Postville: USA: Surviving Diversity in Small-Town America
Mark A. Grey, Michele Devlin, Aaron Goldsmith. GemmaMedia, $14.95 (200pp) ISBN 978-1-934848-64-7
One of the effects of globalization is to bring vast numbers of diverse peoples to traditionally homogenous small towns almost as easily as urban centers. Postville, Iowa, is such a town, attracting newcomers from 50 nations looking for work. Until 2008, when government immigration enforcement moved in, the town seemed to be a successful, harmonious experiment in social adaptation. Postville's financial and social success stemmed largely from a bond with Agriprocessors, the Kosher meatpacking plant that employed much of the town. The powerful sense of unity common to factory towns overcame differences in the population, even among its white residents. In May, 2008, for the sake of political points, the government made an example of Agriprocessors, arresting every undocumented worker-a full 20 percent of the town's population-and dismantling its business. In the process, it unmade the town.
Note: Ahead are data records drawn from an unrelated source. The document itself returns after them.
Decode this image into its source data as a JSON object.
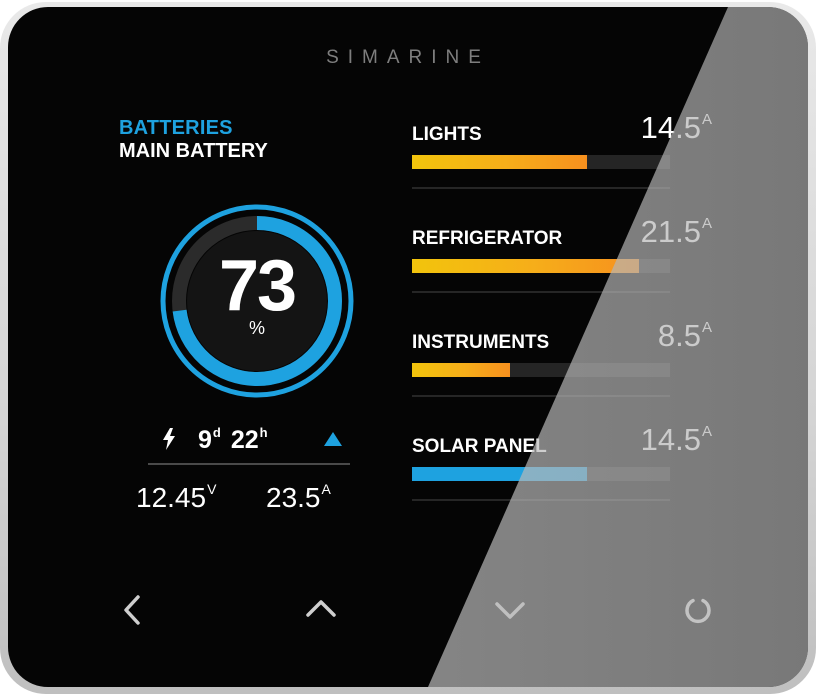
{
  "device": {
    "brand": "SIMARINE"
  },
  "battery": {
    "section_title": "BATTERIES",
    "name": "MAIN BATTERY",
    "charge_percent": 73,
    "charge_value": "73",
    "charge_unit": "%",
    "time_days": "9",
    "time_days_unit": "d",
    "time_hours": "22",
    "time_hours_unit": "h",
    "trend": "charging-up-icon",
    "voltage": "12.45",
    "voltage_unit": "V",
    "current": "23.5",
    "current_unit": "A"
  },
  "loads": [
    {
      "name": "LIGHTS",
      "value": "14.5",
      "unit": "A",
      "level": 0.68,
      "bar_style": "warm"
    },
    {
      "name": "REFRIGERATOR",
      "value": "21.5",
      "unit": "A",
      "level": 0.88,
      "bar_style": "warm"
    },
    {
      "name": "INSTRUMENTS",
      "value": "8.5",
      "unit": "A",
      "level": 0.38,
      "bar_style": "warm"
    },
    {
      "name": "SOLAR PANEL",
      "value": "14.5",
      "unit": "A",
      "level": 0.68,
      "bar_style": "cool"
    }
  ],
  "nav": {
    "buttons": [
      "chevron-left-icon",
      "chevron-up-icon",
      "chevron-down-icon",
      "circle-menu-icon"
    ]
  },
  "colors": {
    "accent_blue": "#1ea2e0",
    "bar_yellow": "#f2c40c",
    "bar_orange": "#f7901e",
    "screen_bg": "#050505"
  }
}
The authors build their case study around interviews with residents, putting together a picture of multiculturalism at work; tellingly, however, the authors (an anthropologist, a public health professor, and a city councilman) avoid the question of immigrant exploitation and corporate greed-indeed, the lack of testimony from undocumented laborers themselves speak volumes.
Reviewed on: 08/31/2009